'I felt so sorry for Vettel at Canada '19' – Emanuele Pirro on the inner conflicts of an F1 driver steward
Being a driver steward in Formula 1 is a thankless task really. Get a call right, and no one bats an eyelid. Get a call wrong, and you’re the Devil. But as former F1 racer Emanuele Pirro has revealed, race stewards are often forced to make decisions that would leave their inner F1 fan throwing things at the television.
Pirro was at the heart of the controversy at the 2019 Canadian Grand Prix when, as one of the stewards, it was up to him and his colleagues to hand race leader Sebastian Vettel a five-second time penalty that effectively gifted the victory to Lewis Hamilton. But according to Pirro, it was a decision that left him conflicted at the time.
“My sense of straightforwardness and honesty goes beyond the people I like and don’t like,” said Pirro, speaking on our podcast F1 Nation, “and this is helping me also to operate as a steward. Because I have sympathies, for instance, when we go back to Canada when we had to penalise Sebastian Vettel for what he did, five seconds: I wanted him to win so badly, because I felt so sorry for him, and I felt he deserved it. But my sense of responsibility is stronger than that.”
That race loss appeared to lead to a difficult run of form for Vettel, while the German was subsequently dropped by Ferrari before racing in 2020 had even got underway. And although ahead of the 2020 Portuguese Grand Prix, Vettel has scored just 17 points to team mate Charles Leclerc’s 63, Pirro was confident that a switch to new environs – with Vettel set to partner Lance Stroll at Aston Martin next year – could be enough to allow the four-time champion to return to his very best.
“I believe when you get involved in a [difficult] situation… you lose the ability to perform at the level you can perform,” said Pirro. “When you see, for instance, Sebastian Vettel who is really one of the greatest, and has done amazing races. He has won at least two of his championships at the last round, where the pressure was at its highest and recently, what he did doesn’t belong in his repertoire of what he can do. So to me, this is a sign of not really feeling comfortable.
“In any other sport, football, skiing, tennis, you can go through a period of not such good form, you don’t play very well, but people do not doubt about your ability, people do not think, ‘Oh, what you have achieved so far was thanks to good machinery.’ They just think, ‘Okay, you’re not going through a good period, let’s wait until you find good form again.’ It’s impossible to have a sportsman who is at the top all the time.

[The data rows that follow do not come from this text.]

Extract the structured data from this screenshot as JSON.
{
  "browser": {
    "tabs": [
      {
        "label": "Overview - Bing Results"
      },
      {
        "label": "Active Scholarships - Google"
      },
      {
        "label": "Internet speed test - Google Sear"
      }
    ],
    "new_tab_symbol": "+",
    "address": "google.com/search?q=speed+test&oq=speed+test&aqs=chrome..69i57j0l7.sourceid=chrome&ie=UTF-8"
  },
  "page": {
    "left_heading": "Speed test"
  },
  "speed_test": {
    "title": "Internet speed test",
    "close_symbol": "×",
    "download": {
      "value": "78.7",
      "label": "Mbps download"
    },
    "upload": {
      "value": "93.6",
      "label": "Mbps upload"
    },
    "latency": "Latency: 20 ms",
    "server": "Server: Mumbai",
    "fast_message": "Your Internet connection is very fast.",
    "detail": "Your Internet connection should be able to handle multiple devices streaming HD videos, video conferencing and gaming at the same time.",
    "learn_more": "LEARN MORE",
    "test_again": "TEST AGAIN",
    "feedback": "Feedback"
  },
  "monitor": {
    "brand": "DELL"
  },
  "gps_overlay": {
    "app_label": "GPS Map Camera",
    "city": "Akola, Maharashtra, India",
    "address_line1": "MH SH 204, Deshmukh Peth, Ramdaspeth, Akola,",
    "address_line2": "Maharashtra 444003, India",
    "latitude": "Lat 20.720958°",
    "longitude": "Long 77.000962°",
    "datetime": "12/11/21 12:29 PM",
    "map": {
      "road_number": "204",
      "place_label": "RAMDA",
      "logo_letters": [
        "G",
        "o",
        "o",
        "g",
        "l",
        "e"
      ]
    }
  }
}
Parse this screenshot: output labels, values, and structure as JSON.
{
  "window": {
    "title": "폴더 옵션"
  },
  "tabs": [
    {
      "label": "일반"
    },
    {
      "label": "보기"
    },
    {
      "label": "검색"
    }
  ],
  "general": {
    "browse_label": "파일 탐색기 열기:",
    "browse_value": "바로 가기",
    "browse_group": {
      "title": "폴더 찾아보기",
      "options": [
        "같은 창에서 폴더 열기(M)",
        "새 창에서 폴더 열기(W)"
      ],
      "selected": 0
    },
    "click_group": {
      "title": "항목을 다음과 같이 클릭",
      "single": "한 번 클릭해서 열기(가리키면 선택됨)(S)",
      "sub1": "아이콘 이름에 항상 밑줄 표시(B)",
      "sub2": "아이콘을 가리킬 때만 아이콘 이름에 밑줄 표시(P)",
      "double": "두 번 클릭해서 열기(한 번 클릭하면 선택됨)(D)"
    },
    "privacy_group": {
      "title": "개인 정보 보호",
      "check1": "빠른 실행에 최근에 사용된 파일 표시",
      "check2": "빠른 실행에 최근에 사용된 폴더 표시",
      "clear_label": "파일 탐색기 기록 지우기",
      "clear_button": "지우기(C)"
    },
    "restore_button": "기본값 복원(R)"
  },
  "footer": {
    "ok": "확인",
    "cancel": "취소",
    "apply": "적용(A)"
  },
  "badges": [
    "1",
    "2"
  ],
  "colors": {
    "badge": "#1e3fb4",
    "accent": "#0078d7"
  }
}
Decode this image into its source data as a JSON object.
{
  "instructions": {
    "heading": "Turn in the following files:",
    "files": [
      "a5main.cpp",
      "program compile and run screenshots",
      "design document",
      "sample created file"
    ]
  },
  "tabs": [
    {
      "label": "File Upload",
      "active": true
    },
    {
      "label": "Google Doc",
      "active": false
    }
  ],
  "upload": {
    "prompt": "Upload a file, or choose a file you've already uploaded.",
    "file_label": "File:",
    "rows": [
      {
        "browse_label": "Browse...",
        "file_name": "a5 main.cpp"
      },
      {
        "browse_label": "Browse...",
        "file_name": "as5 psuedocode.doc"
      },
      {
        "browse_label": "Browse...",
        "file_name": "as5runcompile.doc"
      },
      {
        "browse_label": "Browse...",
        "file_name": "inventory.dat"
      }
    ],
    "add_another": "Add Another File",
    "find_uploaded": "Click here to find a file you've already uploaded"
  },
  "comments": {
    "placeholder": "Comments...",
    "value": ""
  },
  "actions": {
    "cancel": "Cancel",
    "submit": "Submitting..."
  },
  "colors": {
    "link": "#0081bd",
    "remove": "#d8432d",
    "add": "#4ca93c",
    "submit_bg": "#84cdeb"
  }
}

“Sometimes a driver looks very self-confident, he looks like his shoulders are broad, but in fact they aren’t, and often I’ve seen in many situations that it would be enough to put yourself or somebody else back in a comfort zone to [get them doing] the best he can do… But the magic thing, and the good thing, is that always when things change, you find again the ability to do what you can do, because you haven’t forgotten.”